=== Input data ===
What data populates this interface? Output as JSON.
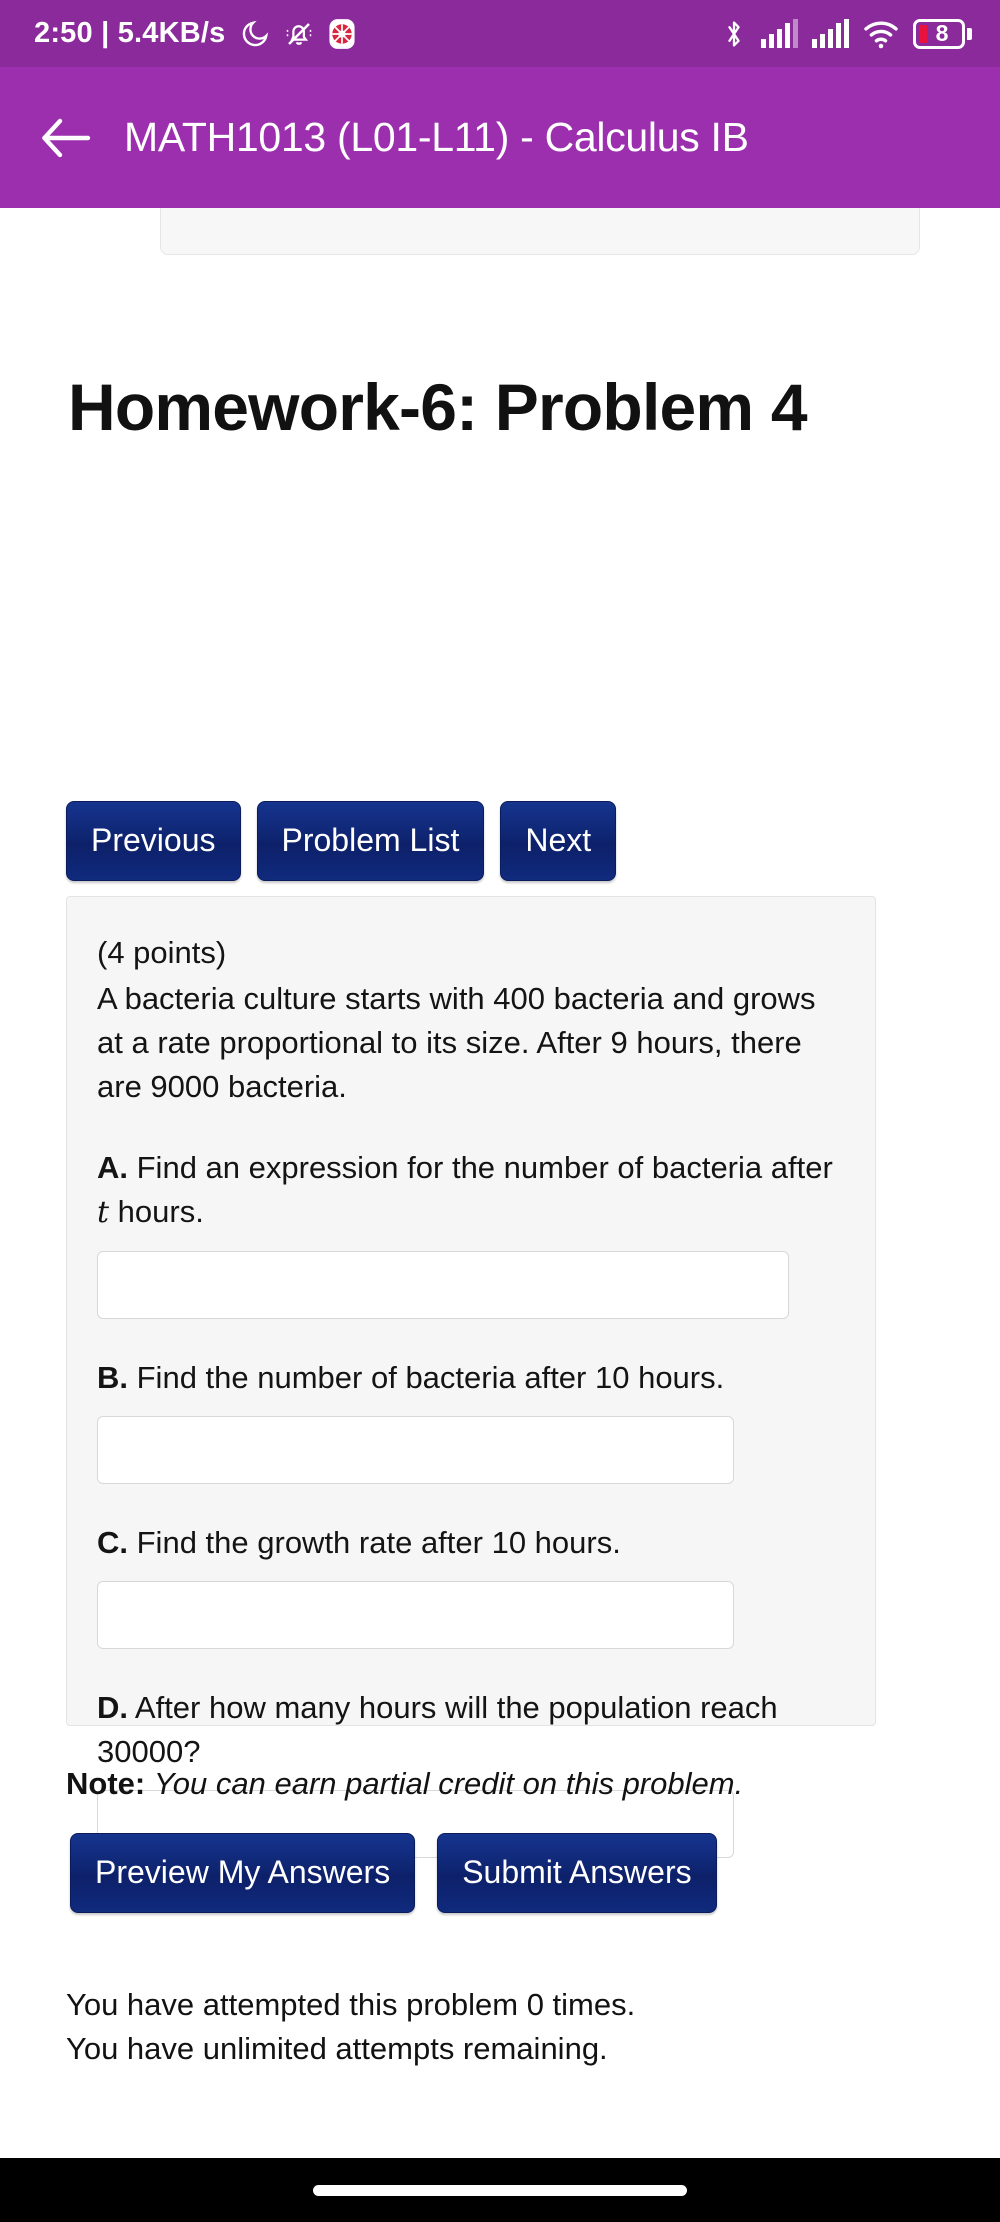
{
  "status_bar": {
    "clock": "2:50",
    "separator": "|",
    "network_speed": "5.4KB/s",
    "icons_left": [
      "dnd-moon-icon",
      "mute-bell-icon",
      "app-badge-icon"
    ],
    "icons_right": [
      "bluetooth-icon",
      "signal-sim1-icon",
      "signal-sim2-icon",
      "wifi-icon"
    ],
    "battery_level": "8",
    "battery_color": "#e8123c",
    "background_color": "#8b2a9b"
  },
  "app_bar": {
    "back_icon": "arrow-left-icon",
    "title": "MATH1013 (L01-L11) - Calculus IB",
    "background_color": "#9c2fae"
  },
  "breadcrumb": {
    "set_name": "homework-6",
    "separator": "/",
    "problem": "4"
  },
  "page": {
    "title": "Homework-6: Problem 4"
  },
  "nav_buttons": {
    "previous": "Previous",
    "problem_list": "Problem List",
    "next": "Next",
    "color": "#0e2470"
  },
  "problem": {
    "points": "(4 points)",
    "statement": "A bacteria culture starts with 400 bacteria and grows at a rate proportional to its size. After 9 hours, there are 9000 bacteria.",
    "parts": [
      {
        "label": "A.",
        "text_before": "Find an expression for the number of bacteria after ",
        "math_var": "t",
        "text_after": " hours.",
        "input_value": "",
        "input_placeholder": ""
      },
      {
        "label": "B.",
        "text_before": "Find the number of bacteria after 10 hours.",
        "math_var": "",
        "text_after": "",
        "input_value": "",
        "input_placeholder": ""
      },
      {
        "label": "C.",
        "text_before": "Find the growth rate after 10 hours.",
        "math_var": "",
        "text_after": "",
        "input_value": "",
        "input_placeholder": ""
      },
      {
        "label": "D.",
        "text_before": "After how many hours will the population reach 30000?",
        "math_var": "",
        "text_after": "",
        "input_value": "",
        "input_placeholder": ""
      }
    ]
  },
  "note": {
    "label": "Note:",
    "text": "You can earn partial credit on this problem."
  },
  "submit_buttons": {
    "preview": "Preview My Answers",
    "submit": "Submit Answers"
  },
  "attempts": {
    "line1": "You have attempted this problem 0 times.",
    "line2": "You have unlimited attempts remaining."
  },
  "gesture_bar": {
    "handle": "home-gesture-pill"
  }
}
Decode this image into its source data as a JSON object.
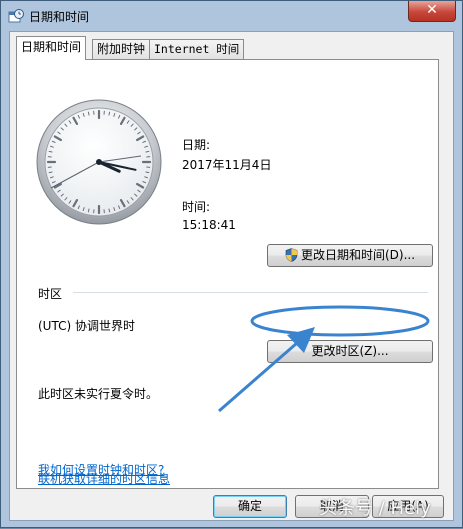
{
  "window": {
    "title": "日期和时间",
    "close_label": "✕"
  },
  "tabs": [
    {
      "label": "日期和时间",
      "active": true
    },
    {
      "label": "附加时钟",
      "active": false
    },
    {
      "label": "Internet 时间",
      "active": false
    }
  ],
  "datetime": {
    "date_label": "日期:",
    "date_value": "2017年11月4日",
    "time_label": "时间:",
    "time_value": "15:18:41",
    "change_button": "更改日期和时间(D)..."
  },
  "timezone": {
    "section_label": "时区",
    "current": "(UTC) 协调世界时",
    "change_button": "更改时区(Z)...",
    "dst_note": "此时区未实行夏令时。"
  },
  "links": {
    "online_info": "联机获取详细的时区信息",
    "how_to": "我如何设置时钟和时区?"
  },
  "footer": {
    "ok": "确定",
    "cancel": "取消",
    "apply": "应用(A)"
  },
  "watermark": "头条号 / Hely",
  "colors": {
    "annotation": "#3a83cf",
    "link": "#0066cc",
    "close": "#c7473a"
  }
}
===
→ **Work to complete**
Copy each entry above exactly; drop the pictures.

→ **Task result**
What data populates this interface? Output as JSON.
{
  "status_bar": {
    "clock": "2:50",
    "separator": "|",
    "network_speed": "5.4KB/s",
    "icons_left": [
      "dnd-moon-icon",
      "mute-bell-icon",
      "app-badge-icon"
    ],
    "icons_right": [
      "bluetooth-icon",
      "signal-sim1-icon",
      "signal-sim2-icon",
      "wifi-icon"
    ],
    "battery_level": "8",
    "battery_color": "#e8123c",
    "background_color": "#8b2a9b"
  },
  "app_bar": {
    "back_icon": "arrow-left-icon",
    "title": "MATH1013 (L01-L11) - Calculus IB",
    "background_color": "#9c2fae"
  },
  "breadcrumb": {
    "set_name": "homework-6",
    "separator": "/",
    "problem": "4"
  },
  "page": {
    "title": "Homework-6: Problem 4"
  },
  "nav_buttons": {
    "previous": "Previous",
    "problem_list": "Problem List",
    "next": "Next",
    "color": "#0e2470"
  },
  "problem": {
    "points": "(4 points)",
    "statement": "A bacteria culture starts with 400 bacteria and grows at a rate proportional to its size. After 9 hours, there are 9000 bacteria.",
    "parts": [
      {
        "label": "A.",
        "text_before": "Find an expression for the number of bacteria after ",
        "math_var": "t",
        "text_after": " hours.",
        "input_value": "",
        "input_placeholder": ""
      },
      {
        "label": "B.",
        "text_before": "Find the number of bacteria after 10 hours.",
        "math_var": "",
        "text_after": "",
        "input_value": "",
        "input_placeholder": ""
      },
      {
        "label": "C.",
        "text_before": "Find the growth rate after 10 hours.",
        "math_var": "",
        "text_after": "",
        "input_value": "",
        "input_placeholder": ""
      },
      {
        "label": "D.",
        "text_before": "After how many hours will the population reach 30000?",
        "math_var": "",
        "text_after": "",
        "input_value": "",
        "input_placeholder": ""
      }
    ]
  },
  "note": {
    "label": "Note:",
    "text": "You can earn partial credit on this problem."
  },
  "submit_buttons": {
    "preview": "Preview My Answers",
    "submit": "Submit Answers"
  },
  "attempts": {
    "line1": "You have attempted this problem 0 times.",
    "line2": "You have unlimited attempts remaining."
  },
  "gesture_bar": {
    "handle": "home-gesture-pill"
  }
}
Decode this image into its source data as a JSON object.
{
  "window": {
    "title": "日期和时间",
    "close_label": "✕"
  },
  "tabs": [
    {
      "label": "日期和时间",
      "active": true
    },
    {
      "label": "附加时钟",
      "active": false
    },
    {
      "label": "Internet 时间",
      "active": false
    }
  ],
  "datetime": {
    "date_label": "日期:",
    "date_value": "2017年11月4日",
    "time_label": "时间:",
    "time_value": "15:18:41",
    "change_button": "更改日期和时间(D)..."
  },
  "timezone": {
    "section_label": "时区",
    "current": "(UTC) 协调世界时",
    "change_button": "更改时区(Z)...",
    "dst_note": "此时区未实行夏令时。"
  },
  "links": {
    "online_info": "联机获取详细的时区信息",
    "how_to": "我如何设置时钟和时区?"
  },
  "footer": {
    "ok": "确定",
    "cancel": "取消",
    "apply": "应用(A)"
  },
  "watermark": "头条号 / Hely",
  "colors": {
    "annotation": "#3a83cf",
    "link": "#0066cc",
    "close": "#c7473a"
  }
}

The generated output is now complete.